Go through the records below and copy out every line that contains the word "projet".

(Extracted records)
---+---

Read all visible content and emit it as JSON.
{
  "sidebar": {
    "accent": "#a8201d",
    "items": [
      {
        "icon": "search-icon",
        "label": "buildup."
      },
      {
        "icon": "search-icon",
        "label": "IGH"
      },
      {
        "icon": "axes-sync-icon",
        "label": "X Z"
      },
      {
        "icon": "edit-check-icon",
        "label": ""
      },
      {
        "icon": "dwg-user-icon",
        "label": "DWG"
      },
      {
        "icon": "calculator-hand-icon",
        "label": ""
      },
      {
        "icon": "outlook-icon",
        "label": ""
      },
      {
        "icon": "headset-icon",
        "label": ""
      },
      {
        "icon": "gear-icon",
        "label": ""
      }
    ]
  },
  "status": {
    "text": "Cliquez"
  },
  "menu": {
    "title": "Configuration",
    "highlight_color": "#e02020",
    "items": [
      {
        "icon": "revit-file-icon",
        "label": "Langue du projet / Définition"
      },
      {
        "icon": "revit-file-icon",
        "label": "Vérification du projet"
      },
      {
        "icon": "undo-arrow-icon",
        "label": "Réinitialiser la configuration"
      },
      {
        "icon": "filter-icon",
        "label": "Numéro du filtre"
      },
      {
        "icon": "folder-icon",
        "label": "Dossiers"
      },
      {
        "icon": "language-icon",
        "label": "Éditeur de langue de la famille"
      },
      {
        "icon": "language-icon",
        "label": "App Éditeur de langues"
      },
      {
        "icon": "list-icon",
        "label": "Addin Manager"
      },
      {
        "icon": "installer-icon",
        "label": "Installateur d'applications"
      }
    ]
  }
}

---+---

#### [RESPONSE TO THIS EXERCISE]
        "label": "Langue du projet / Définition"
        "label": "Vérification du projet"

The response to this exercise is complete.